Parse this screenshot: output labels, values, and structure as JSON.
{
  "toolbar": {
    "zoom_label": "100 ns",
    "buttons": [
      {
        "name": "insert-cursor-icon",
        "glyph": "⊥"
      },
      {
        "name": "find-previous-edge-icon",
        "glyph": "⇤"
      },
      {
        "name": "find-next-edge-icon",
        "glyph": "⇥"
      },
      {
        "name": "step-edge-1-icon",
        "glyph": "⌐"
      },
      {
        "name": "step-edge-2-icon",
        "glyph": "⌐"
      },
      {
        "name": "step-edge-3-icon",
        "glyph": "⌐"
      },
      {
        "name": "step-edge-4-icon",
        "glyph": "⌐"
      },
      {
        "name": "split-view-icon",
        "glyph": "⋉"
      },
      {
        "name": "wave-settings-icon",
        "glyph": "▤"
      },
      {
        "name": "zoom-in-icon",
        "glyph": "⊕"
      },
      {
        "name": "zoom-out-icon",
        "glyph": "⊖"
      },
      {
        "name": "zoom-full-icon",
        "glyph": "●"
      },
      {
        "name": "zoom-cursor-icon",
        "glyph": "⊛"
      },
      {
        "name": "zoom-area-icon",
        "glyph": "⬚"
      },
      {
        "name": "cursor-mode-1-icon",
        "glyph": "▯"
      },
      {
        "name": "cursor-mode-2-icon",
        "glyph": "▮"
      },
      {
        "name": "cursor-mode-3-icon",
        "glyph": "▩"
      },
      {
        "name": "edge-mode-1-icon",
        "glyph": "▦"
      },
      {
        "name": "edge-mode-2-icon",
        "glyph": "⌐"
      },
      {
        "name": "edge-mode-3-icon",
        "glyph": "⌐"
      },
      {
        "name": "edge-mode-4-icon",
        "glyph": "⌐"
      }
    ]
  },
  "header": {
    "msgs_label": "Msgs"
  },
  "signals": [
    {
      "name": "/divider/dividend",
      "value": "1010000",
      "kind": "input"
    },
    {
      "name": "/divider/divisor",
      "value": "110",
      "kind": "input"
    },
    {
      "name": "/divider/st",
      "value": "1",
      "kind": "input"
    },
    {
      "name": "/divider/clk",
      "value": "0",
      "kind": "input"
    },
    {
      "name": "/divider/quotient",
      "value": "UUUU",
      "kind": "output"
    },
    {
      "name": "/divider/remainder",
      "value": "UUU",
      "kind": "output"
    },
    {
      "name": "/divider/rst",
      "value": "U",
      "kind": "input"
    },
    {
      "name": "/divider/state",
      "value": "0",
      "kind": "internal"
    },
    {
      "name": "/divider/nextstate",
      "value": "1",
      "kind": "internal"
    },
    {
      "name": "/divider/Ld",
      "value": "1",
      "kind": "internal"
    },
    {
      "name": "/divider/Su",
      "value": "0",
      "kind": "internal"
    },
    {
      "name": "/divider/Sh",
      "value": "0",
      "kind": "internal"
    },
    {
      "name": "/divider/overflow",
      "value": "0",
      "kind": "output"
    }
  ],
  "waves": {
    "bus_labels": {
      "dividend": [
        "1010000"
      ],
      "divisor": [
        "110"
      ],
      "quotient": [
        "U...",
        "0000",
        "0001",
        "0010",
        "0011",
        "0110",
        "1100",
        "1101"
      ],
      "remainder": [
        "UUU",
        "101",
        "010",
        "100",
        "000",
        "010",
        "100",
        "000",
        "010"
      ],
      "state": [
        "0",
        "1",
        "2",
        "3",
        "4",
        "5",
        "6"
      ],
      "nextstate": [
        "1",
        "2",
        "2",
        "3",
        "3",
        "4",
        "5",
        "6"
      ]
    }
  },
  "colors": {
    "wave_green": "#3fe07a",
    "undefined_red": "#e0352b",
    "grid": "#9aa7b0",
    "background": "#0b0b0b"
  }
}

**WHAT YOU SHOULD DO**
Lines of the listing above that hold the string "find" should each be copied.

**YOUR SOLUTION**
        "name": "find-previous-edge-icon",
        "name": "find-next-edge-icon",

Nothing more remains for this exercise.